Liverpool still threatened too. Mane was trying to isolate Sergi Roberto on the flank, while Henderson would constantly bomb forward to join the attack. The captain’s tireless running was key to Liverpool’s success, adding an extra man to the forward line that enabled them to overload Barcelona’s backline.
An injury to Robertson saw him replaced by Georginio Wijnaldum at half-time, with Milner moving to left-back. Liverpool now had both Henderson and Wijnaldum bursting forward into the box, while Barcelona dropped off to protect their lead.

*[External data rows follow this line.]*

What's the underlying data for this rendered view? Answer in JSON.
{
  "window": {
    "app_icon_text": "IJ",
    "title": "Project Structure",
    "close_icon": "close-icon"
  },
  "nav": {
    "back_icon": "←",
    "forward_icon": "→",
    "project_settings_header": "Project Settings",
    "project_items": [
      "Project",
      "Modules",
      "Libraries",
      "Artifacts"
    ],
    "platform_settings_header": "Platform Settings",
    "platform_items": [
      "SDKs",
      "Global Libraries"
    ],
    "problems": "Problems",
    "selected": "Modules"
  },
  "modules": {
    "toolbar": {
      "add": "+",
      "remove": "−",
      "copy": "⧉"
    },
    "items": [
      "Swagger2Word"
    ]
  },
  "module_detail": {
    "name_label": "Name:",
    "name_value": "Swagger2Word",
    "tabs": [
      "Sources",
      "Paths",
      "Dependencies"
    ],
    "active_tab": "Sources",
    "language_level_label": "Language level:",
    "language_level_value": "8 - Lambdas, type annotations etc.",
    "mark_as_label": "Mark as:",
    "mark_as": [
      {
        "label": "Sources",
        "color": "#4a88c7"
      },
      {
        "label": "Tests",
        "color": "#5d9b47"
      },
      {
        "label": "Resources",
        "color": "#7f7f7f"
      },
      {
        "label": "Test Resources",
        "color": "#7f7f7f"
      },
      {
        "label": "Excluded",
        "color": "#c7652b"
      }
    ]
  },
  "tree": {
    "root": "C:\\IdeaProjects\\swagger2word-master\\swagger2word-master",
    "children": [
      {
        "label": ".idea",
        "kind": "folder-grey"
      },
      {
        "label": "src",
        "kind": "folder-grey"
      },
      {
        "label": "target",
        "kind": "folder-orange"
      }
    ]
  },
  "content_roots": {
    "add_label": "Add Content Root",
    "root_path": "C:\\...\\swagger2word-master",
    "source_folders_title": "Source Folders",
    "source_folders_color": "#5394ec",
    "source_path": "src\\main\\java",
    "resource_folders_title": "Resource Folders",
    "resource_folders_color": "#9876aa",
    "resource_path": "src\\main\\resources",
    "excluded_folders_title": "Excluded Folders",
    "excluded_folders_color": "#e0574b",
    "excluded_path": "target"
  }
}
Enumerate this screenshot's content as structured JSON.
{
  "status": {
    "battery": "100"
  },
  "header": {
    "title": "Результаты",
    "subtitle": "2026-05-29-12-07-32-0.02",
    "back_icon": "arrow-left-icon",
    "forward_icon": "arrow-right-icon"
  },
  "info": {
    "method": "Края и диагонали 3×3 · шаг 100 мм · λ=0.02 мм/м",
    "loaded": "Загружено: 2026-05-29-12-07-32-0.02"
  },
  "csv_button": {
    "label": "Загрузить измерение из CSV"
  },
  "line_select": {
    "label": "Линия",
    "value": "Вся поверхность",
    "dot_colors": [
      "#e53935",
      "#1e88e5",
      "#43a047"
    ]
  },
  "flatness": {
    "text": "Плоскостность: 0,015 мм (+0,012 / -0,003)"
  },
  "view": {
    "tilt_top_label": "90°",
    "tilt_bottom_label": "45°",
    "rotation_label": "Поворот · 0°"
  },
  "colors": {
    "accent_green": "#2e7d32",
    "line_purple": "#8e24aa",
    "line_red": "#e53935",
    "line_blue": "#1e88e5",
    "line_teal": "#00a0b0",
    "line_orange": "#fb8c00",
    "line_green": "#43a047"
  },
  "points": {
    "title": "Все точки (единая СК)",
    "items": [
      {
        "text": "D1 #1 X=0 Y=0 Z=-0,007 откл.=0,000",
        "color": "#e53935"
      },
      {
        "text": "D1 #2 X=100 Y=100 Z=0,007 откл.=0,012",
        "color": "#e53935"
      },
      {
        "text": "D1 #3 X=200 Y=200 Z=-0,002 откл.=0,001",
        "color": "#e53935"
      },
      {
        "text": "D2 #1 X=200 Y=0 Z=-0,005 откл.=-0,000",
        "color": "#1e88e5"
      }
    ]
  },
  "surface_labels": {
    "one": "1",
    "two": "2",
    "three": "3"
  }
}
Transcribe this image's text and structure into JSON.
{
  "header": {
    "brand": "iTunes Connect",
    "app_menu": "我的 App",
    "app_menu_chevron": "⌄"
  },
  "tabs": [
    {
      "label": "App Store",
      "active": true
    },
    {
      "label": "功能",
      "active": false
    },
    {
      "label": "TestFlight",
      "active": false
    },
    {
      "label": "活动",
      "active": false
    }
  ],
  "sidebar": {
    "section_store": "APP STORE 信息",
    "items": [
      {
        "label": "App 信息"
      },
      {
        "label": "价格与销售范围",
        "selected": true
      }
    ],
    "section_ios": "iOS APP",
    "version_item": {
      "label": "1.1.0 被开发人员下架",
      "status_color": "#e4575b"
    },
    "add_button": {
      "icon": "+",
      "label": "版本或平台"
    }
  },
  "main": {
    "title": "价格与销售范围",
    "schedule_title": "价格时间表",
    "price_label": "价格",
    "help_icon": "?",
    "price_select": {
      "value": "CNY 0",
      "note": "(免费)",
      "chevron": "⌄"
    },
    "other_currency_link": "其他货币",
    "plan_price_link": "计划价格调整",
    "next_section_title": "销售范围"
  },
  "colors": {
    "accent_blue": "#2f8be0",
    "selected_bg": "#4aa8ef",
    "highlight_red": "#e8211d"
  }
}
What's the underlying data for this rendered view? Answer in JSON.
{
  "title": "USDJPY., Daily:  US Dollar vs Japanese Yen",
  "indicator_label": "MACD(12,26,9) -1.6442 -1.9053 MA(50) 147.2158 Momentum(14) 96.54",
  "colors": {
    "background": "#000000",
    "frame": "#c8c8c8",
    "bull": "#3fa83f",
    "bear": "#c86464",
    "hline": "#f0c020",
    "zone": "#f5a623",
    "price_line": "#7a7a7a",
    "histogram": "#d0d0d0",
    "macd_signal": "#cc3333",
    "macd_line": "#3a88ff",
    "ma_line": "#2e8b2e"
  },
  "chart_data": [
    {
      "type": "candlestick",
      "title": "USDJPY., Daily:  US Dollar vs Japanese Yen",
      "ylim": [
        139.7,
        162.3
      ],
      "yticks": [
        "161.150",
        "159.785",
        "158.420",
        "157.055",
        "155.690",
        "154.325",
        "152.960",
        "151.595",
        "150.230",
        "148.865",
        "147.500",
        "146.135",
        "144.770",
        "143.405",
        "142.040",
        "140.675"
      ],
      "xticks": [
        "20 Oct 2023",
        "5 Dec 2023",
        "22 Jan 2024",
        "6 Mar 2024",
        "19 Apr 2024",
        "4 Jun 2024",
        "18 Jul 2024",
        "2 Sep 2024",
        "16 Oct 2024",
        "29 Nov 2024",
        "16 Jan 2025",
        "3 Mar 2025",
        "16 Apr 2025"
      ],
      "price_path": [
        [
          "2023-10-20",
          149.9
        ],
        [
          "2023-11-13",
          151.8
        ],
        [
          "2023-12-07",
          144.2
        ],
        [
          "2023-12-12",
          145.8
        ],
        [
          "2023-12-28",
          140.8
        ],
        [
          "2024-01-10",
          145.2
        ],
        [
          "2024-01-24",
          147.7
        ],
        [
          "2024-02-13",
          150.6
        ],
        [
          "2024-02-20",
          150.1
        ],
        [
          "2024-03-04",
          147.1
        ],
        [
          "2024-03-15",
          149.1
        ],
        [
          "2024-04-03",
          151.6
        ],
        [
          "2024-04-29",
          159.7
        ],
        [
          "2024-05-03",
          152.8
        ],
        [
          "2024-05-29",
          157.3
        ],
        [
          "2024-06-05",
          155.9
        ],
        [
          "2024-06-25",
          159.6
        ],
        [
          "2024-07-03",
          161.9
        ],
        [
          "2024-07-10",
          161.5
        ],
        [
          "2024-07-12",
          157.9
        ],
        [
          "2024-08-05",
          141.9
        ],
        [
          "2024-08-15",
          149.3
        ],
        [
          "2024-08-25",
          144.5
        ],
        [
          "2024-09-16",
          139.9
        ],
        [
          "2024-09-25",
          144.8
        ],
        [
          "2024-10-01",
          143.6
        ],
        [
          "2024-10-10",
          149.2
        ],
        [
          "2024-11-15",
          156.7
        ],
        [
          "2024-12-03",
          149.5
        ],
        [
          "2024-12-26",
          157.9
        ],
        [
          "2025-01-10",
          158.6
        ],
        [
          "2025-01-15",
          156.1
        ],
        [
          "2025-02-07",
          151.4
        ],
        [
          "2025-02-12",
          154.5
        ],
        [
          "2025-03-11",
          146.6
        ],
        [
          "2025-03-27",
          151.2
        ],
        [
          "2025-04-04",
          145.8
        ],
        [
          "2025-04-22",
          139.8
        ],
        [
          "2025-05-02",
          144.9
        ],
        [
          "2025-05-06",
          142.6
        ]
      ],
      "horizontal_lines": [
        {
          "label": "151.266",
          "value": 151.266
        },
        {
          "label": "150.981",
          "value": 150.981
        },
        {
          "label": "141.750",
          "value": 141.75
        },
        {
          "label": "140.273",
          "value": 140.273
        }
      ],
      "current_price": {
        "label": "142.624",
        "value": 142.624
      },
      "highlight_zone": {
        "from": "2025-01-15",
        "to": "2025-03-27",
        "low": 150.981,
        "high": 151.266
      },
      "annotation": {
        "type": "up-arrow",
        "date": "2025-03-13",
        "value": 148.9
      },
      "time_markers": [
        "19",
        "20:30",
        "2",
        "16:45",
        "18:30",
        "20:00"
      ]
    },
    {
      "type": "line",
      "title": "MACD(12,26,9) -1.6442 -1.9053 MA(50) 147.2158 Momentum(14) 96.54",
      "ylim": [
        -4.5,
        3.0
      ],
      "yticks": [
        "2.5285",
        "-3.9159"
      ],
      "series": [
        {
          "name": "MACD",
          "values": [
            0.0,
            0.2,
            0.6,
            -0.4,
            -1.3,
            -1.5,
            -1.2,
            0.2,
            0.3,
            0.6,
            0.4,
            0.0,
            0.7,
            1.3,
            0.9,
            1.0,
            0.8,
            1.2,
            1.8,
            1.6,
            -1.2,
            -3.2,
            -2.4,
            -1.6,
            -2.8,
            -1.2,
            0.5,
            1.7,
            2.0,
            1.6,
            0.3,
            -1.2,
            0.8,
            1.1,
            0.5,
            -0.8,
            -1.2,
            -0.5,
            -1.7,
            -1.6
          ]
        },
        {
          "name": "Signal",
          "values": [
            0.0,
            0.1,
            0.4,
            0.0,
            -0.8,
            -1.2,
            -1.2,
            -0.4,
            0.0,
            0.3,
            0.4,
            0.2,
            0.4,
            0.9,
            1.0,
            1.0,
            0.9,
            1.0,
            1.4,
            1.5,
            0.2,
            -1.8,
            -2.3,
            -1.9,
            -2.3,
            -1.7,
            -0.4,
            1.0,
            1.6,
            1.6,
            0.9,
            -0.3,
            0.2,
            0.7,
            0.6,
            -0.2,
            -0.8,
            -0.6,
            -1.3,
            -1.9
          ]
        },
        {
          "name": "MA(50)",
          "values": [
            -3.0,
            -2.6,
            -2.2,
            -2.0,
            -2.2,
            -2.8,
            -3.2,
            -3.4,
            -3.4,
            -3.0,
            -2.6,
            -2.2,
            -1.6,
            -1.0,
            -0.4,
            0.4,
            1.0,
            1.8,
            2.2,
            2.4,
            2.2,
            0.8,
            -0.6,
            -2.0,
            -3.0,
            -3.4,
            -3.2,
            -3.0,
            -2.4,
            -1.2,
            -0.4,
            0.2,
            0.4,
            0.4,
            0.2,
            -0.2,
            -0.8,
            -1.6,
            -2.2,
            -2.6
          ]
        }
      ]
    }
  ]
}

Within ten minutes, they had lost it. First Alexander-Arnold pounced on Alba in the final third and crossed into the path of the onrushing Wijnaldum to finish, then two minutes later Liverpool again won the ball in Barcelona’s half and, after one attack was repelled, Shaqiri got the space to cross for Wijnaldum to head home.
Valverde receives a lot of criticism yet it’s difficult to feel sympathy for him after this. He tried the same thing last season in Rome, trying to sit on his lead rather than add to it, and it failed spectacularly then. Barcelona aren’t really good enough defensively to simply sit back so the starting gameplan inevitably backfires, and when they need to get back into the game, they have surrendered so much momentum to the opposition that they can’t take back control. To make the mistake once is understandable, but to not to have learned from it is difficult to forgive.
Liverpool slowed down after going level, however Barcelona still couldn’t muster any reply – their passing not really going anywhere. Liverpool attacked down the flanks, with Shaqiri drifting wide on both sides to help double up with the full-backs.
One of the crosses that came from these attacks was deflected out for a corner and Alexander-Arnold, thinking quickly, played in Origi while Barcelona’s defenders were standing around with their backs to play. It’s not something you notice at the time, but rewatching the game it really stands out how lazy Barca are at set-pieces: they take an age to get prepared and when the ball is sent in many of them are stood around flat-footed with their hands on their hips. It’s something that Liverpool’s analysts had apparently noticed and, although it’s obviously a freak goal, it seems an obvious exploit with the benefit of hindsight.
Barcelona still couldn’t muster any response so Liverpool progress to the final in Madrid.